What you have to do: Which lines of the entries contain the string "Utwórz"? Please find them and copy them.

[Component data from apps and pages]
═══

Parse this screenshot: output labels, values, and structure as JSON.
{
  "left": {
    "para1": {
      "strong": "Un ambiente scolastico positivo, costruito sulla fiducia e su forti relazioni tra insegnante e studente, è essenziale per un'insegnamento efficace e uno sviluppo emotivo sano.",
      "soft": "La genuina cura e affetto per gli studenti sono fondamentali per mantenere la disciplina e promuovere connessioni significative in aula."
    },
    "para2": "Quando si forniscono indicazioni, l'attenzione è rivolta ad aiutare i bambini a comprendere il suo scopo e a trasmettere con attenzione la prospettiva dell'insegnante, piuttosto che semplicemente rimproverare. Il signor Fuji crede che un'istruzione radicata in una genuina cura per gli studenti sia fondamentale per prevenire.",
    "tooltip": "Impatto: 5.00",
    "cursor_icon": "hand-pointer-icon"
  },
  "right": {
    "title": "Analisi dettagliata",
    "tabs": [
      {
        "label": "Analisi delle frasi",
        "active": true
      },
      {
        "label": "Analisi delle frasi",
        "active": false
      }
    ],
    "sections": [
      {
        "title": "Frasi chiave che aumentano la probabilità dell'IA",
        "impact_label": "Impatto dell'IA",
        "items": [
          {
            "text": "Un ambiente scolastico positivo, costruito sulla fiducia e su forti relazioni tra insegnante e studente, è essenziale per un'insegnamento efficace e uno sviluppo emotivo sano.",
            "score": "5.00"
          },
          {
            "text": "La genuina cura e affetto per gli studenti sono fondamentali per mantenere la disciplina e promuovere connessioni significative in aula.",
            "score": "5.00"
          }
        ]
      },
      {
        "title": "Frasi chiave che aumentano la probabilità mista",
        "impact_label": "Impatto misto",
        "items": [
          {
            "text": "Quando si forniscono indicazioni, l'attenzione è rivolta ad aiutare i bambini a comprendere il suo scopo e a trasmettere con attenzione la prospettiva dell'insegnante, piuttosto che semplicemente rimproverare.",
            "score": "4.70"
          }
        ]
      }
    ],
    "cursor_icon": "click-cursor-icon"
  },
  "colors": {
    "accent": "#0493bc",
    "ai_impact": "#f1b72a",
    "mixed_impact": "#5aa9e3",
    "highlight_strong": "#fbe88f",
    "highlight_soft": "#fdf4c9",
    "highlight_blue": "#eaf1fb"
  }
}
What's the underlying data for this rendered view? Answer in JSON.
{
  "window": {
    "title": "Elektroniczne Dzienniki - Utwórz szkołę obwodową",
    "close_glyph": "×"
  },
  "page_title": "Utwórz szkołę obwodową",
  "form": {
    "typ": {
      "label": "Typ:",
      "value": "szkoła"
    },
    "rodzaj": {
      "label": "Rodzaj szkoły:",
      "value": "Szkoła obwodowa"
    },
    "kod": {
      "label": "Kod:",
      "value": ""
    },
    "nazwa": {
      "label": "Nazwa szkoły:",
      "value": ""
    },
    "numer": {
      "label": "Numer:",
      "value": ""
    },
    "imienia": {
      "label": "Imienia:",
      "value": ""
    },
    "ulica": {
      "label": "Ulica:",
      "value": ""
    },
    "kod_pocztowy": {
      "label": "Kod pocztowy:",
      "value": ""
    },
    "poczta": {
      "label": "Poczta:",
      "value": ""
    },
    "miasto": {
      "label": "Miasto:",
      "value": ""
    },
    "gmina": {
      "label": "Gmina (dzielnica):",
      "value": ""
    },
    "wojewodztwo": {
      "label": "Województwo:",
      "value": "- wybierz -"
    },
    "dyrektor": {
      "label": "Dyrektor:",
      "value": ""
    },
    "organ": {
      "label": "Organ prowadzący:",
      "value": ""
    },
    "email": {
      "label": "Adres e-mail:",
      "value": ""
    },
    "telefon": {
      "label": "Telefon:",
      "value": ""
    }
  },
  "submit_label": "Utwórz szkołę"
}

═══

Solution for this problem:
    "title": "Elektroniczne Dzienniki - Utwórz szkołę obwodową",
  "page_title": "Utwórz szkołę obwodową",
  "submit_label": "Utwórz szkołę"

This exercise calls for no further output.